*THE TASK*:
Among the entries, which lines carry the string "header"? Copy every one.

*App and web page records*:
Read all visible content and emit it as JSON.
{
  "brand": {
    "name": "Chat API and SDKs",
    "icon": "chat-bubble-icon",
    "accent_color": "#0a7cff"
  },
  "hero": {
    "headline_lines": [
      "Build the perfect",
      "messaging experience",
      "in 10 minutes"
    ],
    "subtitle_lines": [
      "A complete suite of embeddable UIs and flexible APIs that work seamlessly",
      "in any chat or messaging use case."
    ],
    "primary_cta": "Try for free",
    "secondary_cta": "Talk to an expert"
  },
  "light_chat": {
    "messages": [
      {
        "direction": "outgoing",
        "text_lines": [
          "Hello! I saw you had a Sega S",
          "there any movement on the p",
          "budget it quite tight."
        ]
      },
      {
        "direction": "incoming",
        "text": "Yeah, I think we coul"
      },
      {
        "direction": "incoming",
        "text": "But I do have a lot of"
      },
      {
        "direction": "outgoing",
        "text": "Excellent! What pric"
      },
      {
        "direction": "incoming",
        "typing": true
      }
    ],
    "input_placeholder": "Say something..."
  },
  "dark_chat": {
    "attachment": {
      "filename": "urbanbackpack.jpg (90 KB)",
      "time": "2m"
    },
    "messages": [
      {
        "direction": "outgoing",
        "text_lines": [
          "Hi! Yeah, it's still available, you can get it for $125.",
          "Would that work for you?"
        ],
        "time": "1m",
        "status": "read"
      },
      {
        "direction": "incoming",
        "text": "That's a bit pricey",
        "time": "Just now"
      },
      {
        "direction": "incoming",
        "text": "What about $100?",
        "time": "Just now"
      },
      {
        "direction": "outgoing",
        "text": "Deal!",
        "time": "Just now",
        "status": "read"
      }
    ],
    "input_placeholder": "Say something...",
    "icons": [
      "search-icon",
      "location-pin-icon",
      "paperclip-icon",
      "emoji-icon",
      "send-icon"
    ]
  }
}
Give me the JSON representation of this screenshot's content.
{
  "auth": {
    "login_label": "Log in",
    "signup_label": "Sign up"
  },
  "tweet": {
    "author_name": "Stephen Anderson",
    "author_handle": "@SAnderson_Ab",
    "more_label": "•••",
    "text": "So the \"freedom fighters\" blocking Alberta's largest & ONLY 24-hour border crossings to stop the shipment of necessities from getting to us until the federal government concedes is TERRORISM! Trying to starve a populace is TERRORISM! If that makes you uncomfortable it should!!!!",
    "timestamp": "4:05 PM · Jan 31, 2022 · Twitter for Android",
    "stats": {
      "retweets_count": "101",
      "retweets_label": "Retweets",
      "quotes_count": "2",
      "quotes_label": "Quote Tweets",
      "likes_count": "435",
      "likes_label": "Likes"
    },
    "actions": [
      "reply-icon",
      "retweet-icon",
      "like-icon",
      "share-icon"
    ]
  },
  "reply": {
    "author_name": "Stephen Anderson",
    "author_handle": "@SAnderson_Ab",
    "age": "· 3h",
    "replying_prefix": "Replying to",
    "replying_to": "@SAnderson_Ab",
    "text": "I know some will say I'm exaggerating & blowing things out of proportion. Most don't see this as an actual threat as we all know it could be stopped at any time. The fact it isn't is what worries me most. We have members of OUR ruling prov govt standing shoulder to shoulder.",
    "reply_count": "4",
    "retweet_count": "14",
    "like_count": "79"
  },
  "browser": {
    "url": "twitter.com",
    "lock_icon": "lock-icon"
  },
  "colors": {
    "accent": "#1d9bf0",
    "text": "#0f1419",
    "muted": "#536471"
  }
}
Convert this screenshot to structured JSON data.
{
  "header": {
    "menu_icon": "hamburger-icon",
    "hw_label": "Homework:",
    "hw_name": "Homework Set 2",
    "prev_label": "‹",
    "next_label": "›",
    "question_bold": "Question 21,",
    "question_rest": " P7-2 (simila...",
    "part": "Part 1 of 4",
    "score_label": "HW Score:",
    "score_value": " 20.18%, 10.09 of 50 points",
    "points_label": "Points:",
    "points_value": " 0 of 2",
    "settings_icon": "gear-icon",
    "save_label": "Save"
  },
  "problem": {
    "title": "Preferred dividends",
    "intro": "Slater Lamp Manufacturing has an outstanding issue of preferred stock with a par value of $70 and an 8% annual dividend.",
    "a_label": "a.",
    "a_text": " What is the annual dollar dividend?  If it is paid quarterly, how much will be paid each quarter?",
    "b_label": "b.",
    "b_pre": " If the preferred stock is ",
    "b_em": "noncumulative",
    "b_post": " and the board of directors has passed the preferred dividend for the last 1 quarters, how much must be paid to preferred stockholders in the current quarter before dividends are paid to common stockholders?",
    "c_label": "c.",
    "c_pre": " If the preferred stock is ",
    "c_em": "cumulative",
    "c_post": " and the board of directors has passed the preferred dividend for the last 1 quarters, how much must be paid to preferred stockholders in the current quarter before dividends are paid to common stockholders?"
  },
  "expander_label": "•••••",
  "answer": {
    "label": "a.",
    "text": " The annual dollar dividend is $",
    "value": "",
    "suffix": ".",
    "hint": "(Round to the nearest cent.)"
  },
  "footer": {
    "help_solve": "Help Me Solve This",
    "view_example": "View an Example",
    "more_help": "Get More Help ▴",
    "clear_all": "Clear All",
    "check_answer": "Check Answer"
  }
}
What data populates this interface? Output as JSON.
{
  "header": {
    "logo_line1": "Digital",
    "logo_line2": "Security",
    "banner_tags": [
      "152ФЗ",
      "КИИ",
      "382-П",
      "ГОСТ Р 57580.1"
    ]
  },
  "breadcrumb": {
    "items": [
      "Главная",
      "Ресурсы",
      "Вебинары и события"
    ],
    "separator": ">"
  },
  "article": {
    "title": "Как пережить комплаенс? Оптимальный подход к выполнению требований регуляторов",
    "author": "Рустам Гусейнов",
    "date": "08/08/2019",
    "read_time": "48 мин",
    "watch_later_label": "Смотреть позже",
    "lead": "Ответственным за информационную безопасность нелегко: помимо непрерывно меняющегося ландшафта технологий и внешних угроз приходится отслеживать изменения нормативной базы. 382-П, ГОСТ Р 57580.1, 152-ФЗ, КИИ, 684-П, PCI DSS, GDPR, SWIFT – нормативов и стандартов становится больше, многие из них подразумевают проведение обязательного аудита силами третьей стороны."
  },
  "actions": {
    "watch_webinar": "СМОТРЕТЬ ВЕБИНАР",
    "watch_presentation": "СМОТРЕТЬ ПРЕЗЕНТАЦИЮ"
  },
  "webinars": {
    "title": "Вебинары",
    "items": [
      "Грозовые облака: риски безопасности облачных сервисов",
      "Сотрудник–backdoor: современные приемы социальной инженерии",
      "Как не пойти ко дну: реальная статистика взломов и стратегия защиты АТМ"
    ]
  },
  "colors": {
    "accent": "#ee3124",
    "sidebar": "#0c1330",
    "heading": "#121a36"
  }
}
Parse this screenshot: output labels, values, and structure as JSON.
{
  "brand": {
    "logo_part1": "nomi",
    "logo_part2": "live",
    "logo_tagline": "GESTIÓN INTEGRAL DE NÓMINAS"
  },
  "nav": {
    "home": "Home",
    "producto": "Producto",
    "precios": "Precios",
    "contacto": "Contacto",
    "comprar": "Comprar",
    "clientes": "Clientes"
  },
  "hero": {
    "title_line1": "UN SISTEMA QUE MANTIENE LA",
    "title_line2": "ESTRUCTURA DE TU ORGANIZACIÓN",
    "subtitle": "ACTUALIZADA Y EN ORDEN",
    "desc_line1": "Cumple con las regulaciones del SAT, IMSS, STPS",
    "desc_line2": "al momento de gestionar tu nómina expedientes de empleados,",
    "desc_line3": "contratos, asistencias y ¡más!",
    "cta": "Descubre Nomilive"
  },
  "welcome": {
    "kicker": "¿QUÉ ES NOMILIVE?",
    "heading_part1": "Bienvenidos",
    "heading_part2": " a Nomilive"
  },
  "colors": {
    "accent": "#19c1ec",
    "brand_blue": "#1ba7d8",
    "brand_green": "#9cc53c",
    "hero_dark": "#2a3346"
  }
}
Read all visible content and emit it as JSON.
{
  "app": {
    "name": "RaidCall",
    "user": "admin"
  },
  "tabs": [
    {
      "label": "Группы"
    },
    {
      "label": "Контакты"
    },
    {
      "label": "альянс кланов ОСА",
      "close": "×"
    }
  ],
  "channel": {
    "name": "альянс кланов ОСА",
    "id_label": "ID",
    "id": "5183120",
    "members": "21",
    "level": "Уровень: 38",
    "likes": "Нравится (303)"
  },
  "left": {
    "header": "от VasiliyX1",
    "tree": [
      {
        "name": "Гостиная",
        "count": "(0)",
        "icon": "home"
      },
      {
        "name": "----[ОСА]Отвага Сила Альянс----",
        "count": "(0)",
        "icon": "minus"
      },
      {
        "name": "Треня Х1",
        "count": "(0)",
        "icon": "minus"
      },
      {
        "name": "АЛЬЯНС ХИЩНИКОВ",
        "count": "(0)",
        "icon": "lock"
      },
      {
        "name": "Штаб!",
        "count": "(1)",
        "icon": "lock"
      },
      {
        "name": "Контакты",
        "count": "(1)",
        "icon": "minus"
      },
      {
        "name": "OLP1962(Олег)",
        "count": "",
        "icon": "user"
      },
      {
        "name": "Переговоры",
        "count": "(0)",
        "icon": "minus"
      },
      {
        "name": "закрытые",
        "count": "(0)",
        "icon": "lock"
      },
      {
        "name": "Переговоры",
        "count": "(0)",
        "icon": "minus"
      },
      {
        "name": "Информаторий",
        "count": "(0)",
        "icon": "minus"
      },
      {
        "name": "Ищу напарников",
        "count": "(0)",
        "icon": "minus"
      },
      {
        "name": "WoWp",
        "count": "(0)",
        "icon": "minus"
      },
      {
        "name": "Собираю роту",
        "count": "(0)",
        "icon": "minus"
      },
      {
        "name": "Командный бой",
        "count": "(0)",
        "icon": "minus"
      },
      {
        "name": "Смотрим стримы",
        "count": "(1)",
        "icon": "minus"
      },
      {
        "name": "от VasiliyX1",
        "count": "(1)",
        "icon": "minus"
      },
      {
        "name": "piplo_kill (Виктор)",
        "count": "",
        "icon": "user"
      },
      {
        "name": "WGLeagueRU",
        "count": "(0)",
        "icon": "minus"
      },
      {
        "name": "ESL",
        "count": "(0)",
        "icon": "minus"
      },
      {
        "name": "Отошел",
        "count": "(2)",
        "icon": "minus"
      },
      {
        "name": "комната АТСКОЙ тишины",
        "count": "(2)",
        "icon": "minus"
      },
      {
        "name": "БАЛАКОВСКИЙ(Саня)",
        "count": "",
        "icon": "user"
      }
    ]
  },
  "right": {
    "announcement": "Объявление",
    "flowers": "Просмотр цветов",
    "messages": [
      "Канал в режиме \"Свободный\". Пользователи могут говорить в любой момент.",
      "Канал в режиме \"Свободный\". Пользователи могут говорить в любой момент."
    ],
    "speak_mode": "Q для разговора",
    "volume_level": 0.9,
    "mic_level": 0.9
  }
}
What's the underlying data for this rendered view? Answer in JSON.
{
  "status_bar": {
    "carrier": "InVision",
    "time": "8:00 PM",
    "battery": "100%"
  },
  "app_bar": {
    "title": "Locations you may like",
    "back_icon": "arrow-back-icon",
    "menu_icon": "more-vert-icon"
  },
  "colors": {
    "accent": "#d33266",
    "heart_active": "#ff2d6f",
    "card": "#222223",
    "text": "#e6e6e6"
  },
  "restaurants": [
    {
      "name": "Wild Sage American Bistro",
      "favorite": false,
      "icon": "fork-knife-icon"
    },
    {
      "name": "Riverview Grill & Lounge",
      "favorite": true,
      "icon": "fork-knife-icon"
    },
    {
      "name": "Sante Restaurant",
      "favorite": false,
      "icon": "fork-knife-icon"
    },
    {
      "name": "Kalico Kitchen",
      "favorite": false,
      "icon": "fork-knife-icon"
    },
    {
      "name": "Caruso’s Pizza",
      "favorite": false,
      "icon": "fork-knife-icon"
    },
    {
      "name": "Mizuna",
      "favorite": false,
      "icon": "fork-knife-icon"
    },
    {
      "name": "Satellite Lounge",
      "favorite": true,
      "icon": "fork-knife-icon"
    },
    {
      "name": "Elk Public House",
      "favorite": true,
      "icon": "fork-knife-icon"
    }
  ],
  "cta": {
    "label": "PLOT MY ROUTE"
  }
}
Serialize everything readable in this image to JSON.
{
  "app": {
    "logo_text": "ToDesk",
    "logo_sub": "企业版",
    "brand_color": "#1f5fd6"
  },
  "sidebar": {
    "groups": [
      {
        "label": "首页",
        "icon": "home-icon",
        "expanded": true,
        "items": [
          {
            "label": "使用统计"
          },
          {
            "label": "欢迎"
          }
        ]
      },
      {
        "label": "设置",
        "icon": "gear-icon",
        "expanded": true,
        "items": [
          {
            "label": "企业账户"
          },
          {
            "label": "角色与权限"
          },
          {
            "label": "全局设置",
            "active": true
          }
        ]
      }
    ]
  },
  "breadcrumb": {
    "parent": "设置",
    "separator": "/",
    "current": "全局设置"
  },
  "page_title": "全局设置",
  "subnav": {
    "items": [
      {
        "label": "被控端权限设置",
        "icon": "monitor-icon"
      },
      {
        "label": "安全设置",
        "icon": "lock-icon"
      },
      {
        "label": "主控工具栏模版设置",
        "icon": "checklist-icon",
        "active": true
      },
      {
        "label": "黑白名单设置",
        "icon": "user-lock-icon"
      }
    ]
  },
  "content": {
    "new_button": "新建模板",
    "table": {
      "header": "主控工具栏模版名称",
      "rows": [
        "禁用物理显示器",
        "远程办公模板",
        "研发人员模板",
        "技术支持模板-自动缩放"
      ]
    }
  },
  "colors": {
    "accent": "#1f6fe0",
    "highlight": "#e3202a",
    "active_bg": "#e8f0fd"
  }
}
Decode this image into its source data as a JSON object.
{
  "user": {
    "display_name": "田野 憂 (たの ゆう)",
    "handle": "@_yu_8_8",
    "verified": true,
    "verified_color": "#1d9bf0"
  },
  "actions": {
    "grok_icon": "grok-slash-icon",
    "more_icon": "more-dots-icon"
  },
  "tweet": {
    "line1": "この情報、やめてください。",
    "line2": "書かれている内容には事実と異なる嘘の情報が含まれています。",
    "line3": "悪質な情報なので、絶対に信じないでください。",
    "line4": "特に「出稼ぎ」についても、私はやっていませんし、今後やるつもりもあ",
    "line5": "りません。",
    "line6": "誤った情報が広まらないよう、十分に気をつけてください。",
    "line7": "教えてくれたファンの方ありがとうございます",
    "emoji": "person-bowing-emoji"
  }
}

*ANSWER*:
  "header": {
  "header": {
    "header": "от VasiliyX1",
      "header": "主控工具栏模版名称",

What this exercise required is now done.